    Two of her Brothers were condemn'd to death,
    My hand cut off, and made a merry iest,
    Both her sweet Hands, her Tongue, and that more deere
    2465Then Hands or tongue, her spotlesse Chastity,
    Iuhumaine Traytors, you constrain'd and for'st.
    What would you say, if I should let you speake?
    Villaines for shame you could not beg for grace.
    Harke Wretches, how I meane to martyr you,
    2470This one Hand yet is left, to cut your throats,
    Whil'st that Lauinia tweene her stumps doth hold:
    The Bason that receiues your guilty blood.
    You know your Mother meanes to feast with me,
    And calls herselfe Reuenge, and thinkes me mad.
    2475Harke Villaines, I will grin'd your bones to dust,

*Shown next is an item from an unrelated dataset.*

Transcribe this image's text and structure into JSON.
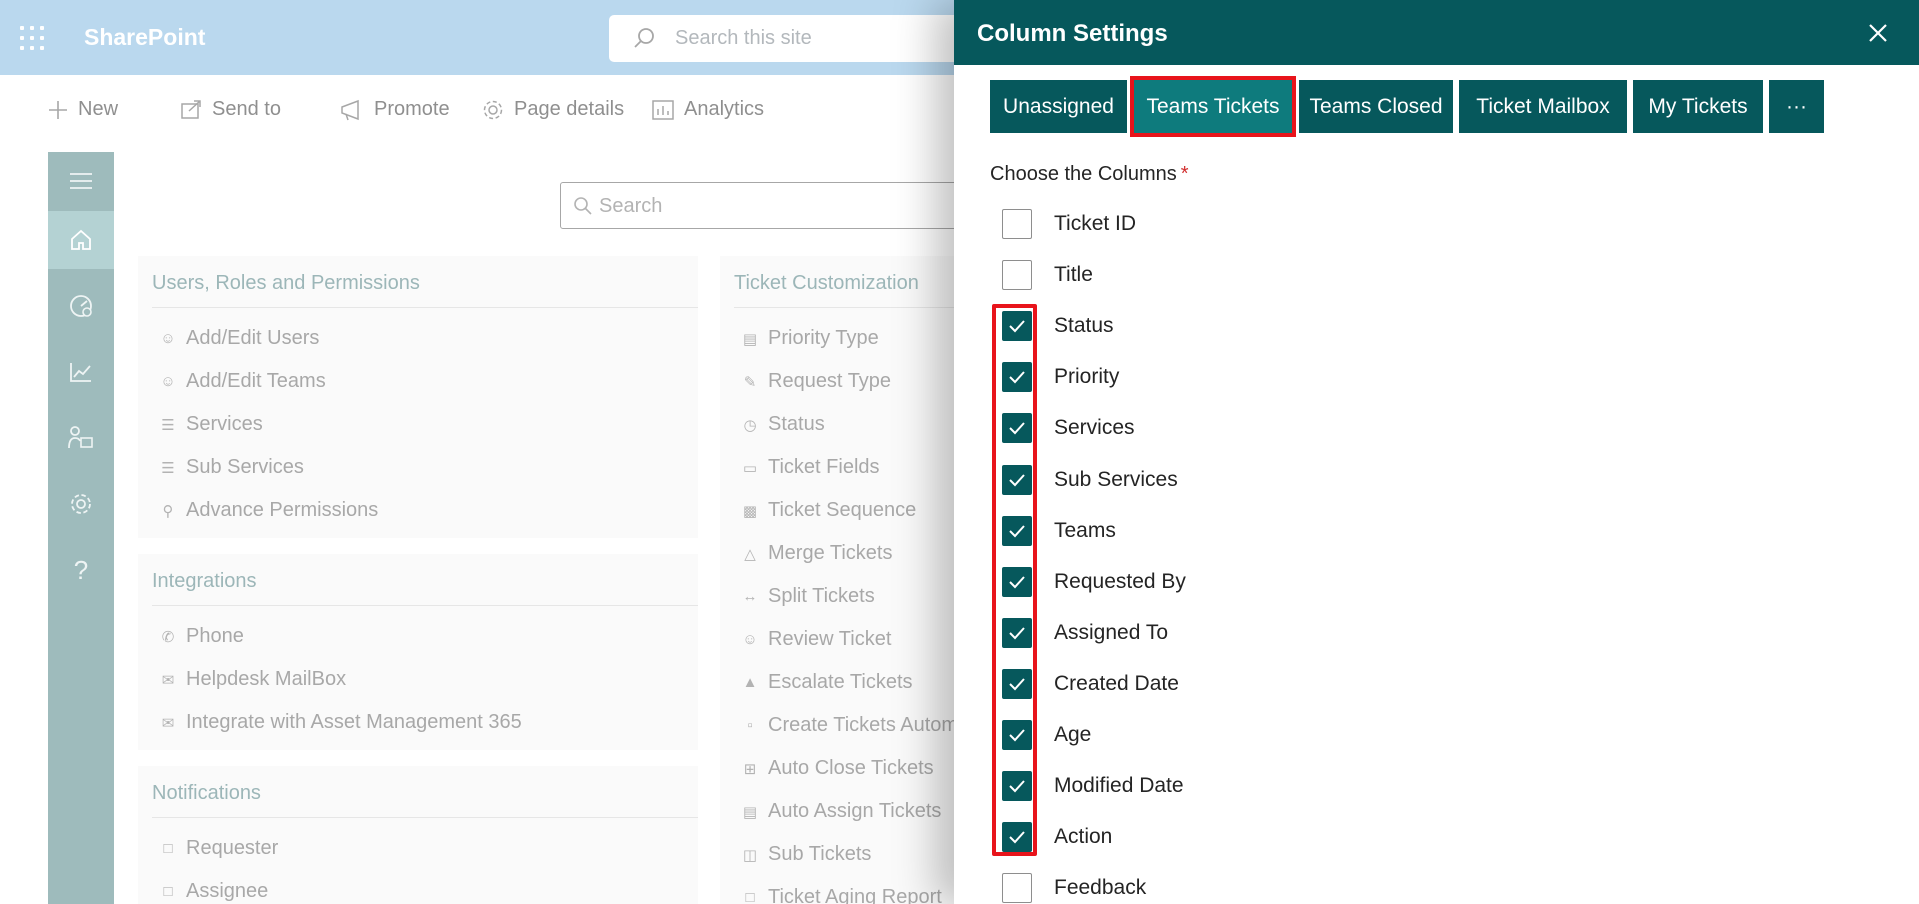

    And with your blood and it, Ile make a Paste,
    And of the Paste a Coffen I will reare,
    And make two Pasties of your shamefull Heads,
    And bid that strumpet your vnhallowed Dam,
    2480Like to the earth swallow her increase.
    This is the Feast, that I haue bid her to,
    And this the Banquet she shall surfet on,
    For worse then Philomel you vsd my Daughter,
    And worse then Progne, I will be reueng'd,
    2485And now prepare your throats: Lauinia come.
    Receiue the blood, and when that they are dead,
    Let me goe grin'd their Bones to powder small,
    And with this hatefull Liquor temper it,
    And in that Paste let their vil'd Heads be bakte,
    2490Come, come, be eueryone officious,
    To make this Banket, which I wish might proue,
    More sterne and bloody then the Centaures Feast.
    He cuts their throats.
    So now bring them in, for Ile play the Cooke,
    2495And see them ready, gainst their Mother comes. Exeunt.